Task: Copy, from the entries below, each line in which the string "remark" appears.

# # #

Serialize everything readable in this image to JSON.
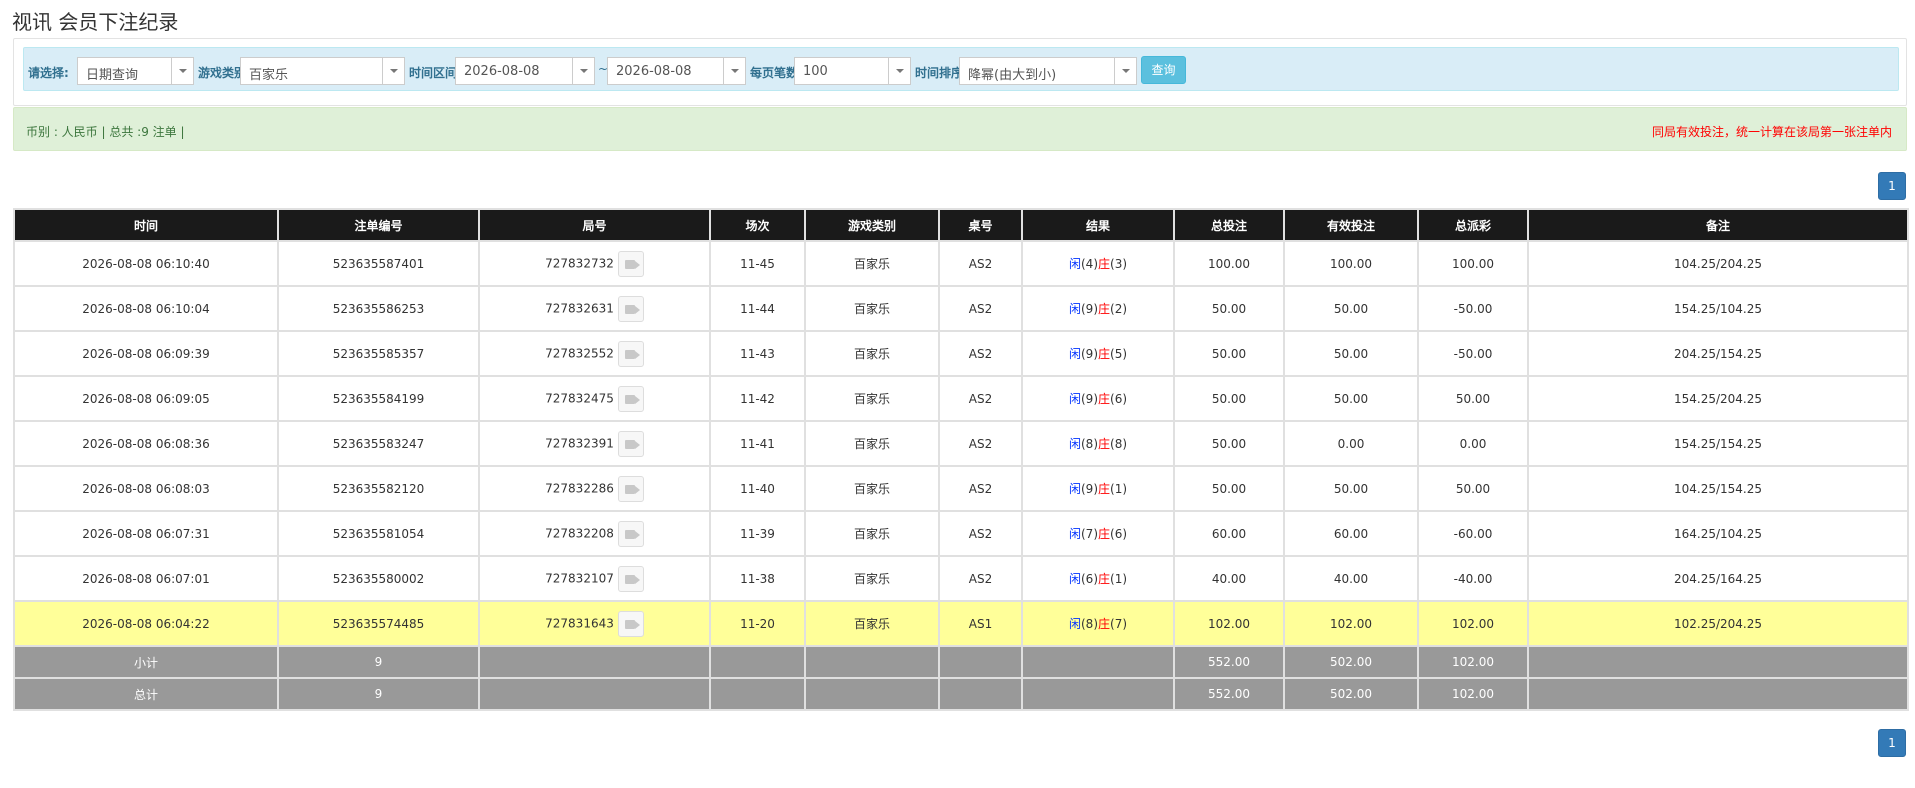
{
  "page": {
    "title": "视讯 会员下注纪录"
  },
  "filters": {
    "select_label": "请选择:",
    "select_value": "日期查询",
    "game_type_label": "游戏类别",
    "game_type_value": "百家乐",
    "time_range_label": "时间区间:",
    "start_date": "2026-08-08",
    "range_sep": "~",
    "end_date": "2026-08-08",
    "per_page_label": "每页笔数:",
    "per_page_value": "100",
    "sort_label": "时间排序:",
    "sort_value": "降幂(由大到小)",
    "query_label": "查询"
  },
  "summary": {
    "left": "币别 : 人民币 | 总共 :9 注单 |",
    "right": "同局有效投注，统一计算在该局第一张注单内"
  },
  "pagination": {
    "current": "1"
  },
  "table": {
    "headers": [
      "时间",
      "注单编号",
      "局号",
      "场次",
      "游戏类别",
      "桌号",
      "结果",
      "总投注",
      "有效投注",
      "总派彩",
      "备注"
    ],
    "rows": [
      {
        "time": "2026-08-08 06:10:40",
        "bet_id": "523635587401",
        "round": "727832732",
        "session": "11-45",
        "game": "百家乐",
        "table": "AS2",
        "player_label": "闲",
        "player_score": "(4)",
        "banker_label": "庄",
        "banker_score": "(3)",
        "total_bet": "100.00",
        "valid_bet": "100.00",
        "payout": "100.00",
        "payout_neg": false,
        "remark": "104.25/204.25",
        "highlight": false
      },
      {
        "time": "2026-08-08 06:10:04",
        "bet_id": "523635586253",
        "round": "727832631",
        "session": "11-44",
        "game": "百家乐",
        "table": "AS2",
        "player_label": "闲",
        "player_score": "(9)",
        "banker_label": "庄",
        "banker_score": "(2)",
        "total_bet": "50.00",
        "valid_bet": "50.00",
        "payout": "-50.00",
        "payout_neg": true,
        "remark": "154.25/104.25",
        "highlight": false
      },
      {
        "time": "2026-08-08 06:09:39",
        "bet_id": "523635585357",
        "round": "727832552",
        "session": "11-43",
        "game": "百家乐",
        "table": "AS2",
        "player_label": "闲",
        "player_score": "(9)",
        "banker_label": "庄",
        "banker_score": "(5)",
        "total_bet": "50.00",
        "valid_bet": "50.00",
        "payout": "-50.00",
        "payout_neg": true,
        "remark": "204.25/154.25",
        "highlight": false
      },
      {
        "time": "2026-08-08 06:09:05",
        "bet_id": "523635584199",
        "round": "727832475",
        "session": "11-42",
        "game": "百家乐",
        "table": "AS2",
        "player_label": "闲",
        "player_score": "(9)",
        "banker_label": "庄",
        "banker_score": "(6)",
        "total_bet": "50.00",
        "valid_bet": "50.00",
        "payout": "50.00",
        "payout_neg": false,
        "remark": "154.25/204.25",
        "highlight": false
      },
      {
        "time": "2026-08-08 06:08:36",
        "bet_id": "523635583247",
        "round": "727832391",
        "session": "11-41",
        "game": "百家乐",
        "table": "AS2",
        "player_label": "闲",
        "player_score": "(8)",
        "banker_label": "庄",
        "banker_score": "(8)",
        "total_bet": "50.00",
        "valid_bet": "0.00",
        "payout": "0.00",
        "payout_neg": false,
        "remark": "154.25/154.25",
        "highlight": false
      },
      {
        "time": "2026-08-08 06:08:03",
        "bet_id": "523635582120",
        "round": "727832286",
        "session": "11-40",
        "game": "百家乐",
        "table": "AS2",
        "player_label": "闲",
        "player_score": "(9)",
        "banker_label": "庄",
        "banker_score": "(1)",
        "total_bet": "50.00",
        "valid_bet": "50.00",
        "payout": "50.00",
        "payout_neg": false,
        "remark": "104.25/154.25",
        "highlight": false
      },
      {
        "time": "2026-08-08 06:07:31",
        "bet_id": "523635581054",
        "round": "727832208",
        "session": "11-39",
        "game": "百家乐",
        "table": "AS2",
        "player_label": "闲",
        "player_score": "(7)",
        "banker_label": "庄",
        "banker_score": "(6)",
        "total_bet": "60.00",
        "valid_bet": "60.00",
        "payout": "-60.00",
        "payout_neg": true,
        "remark": "164.25/104.25",
        "highlight": false
      },
      {
        "time": "2026-08-08 06:07:01",
        "bet_id": "523635580002",
        "round": "727832107",
        "session": "11-38",
        "game": "百家乐",
        "table": "AS2",
        "player_label": "闲",
        "player_score": "(6)",
        "banker_label": "庄",
        "banker_score": "(1)",
        "total_bet": "40.00",
        "valid_bet": "40.00",
        "payout": "-40.00",
        "payout_neg": true,
        "remark": "204.25/164.25",
        "highlight": false
      },
      {
        "time": "2026-08-08 06:04:22",
        "bet_id": "523635574485",
        "round": "727831643",
        "session": "11-20",
        "game": "百家乐",
        "table": "AS1",
        "player_label": "闲",
        "player_score": "(8)",
        "banker_label": "庄",
        "banker_score": "(7)",
        "total_bet": "102.00",
        "valid_bet": "102.00",
        "payout": "102.00",
        "payout_neg": false,
        "remark": "102.25/204.25",
        "highlight": true
      }
    ],
    "subtotal": {
      "label": "小计",
      "count": "9",
      "total_bet": "552.00",
      "valid_bet": "502.00",
      "payout": "102.00"
    },
    "total": {
      "label": "总计",
      "count": "9",
      "total_bet": "552.00",
      "valid_bet": "502.00",
      "payout": "102.00"
    }
  },
  "colors": {
    "header_bg": "#1a1a1a",
    "highlight_row": "#ffff99",
    "summary_row": "#999999",
    "positive_amount": "#0033ff",
    "negative_amount": "#ff0000",
    "info_bar": "#d9edf7",
    "success_bar": "#dff0d8",
    "primary": "#337ab7"
  }
}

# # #

Final answer:
        "remark": "104.25/204.25",
        "remark": "154.25/104.25",
        "remark": "204.25/154.25",
        "remark": "154.25/204.25",
        "remark": "154.25/154.25",
        "remark": "104.25/154.25",
        "remark": "164.25/104.25",
        "remark": "204.25/164.25",
        "remark": "102.25/204.25",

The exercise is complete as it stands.